**WHAT YOU ARE ASKED TO DO:**
Look through the data and write out every line with the word "profiles" in it.

(Excerpts from an interface dataset)
((
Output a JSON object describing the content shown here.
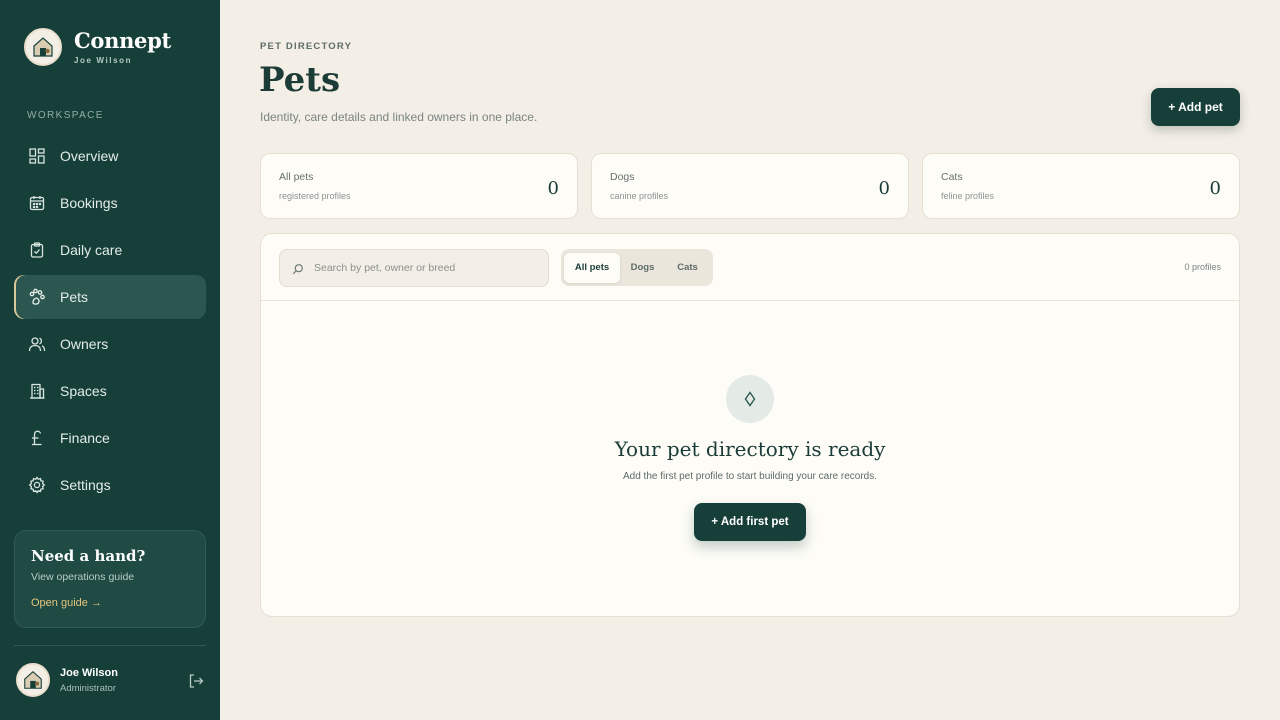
{
  "app": {
    "name": "Connept",
    "user_caption": "Joe Wilson"
  },
  "sidebar": {
    "section_label": "WORKSPACE",
    "items": [
      {
        "label": "Overview",
        "icon": "grid-icon"
      },
      {
        "label": "Bookings",
        "icon": "calendar-icon"
      },
      {
        "label": "Daily care",
        "icon": "clipboard-icon"
      },
      {
        "label": "Pets",
        "icon": "paw-icon",
        "active": true
      },
      {
        "label": "Owners",
        "icon": "users-icon"
      },
      {
        "label": "Spaces",
        "icon": "building-icon"
      },
      {
        "label": "Finance",
        "icon": "pound-icon"
      },
      {
        "label": "Settings",
        "icon": "gear-icon"
      }
    ],
    "help": {
      "title": "Need a hand?",
      "subtitle": "View operations guide",
      "link": "Open guide →"
    },
    "user": {
      "name": "Joe Wilson",
      "role": "Administrator"
    }
  },
  "header": {
    "eyebrow": "PET DIRECTORY",
    "title": "Pets",
    "subtitle": "Identity, care details and linked owners in one place.",
    "add_button": "+ Add pet"
  },
  "stats": [
    {
      "label": "All pets",
      "sub": "registered profiles",
      "value": "0"
    },
    {
      "label": "Dogs",
      "sub": "canine profiles",
      "value": "0"
    },
    {
      "label": "Cats",
      "sub": "feline profiles",
      "value": "0"
    }
  ],
  "panel": {
    "search_placeholder": "Search by pet, owner or breed",
    "tabs": [
      "All pets",
      "Dogs",
      "Cats"
    ],
    "active_tab": "All pets",
    "count": "0 profiles",
    "empty": {
      "title": "Your pet directory is ready",
      "subtitle": "Add the first pet profile to start building your care records.",
      "button": "+ Add first pet"
    }
  },
  "colors": {
    "sidebar": "#173f39",
    "accent": "#e5c57c",
    "background": "#f3eee6",
    "card": "#fdfcf7"
  }
}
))
**EXERCISE RESULT:**
      "sub": "registered profiles",
      "sub": "canine profiles",
      "sub": "feline profiles",
    "count": "0 profiles",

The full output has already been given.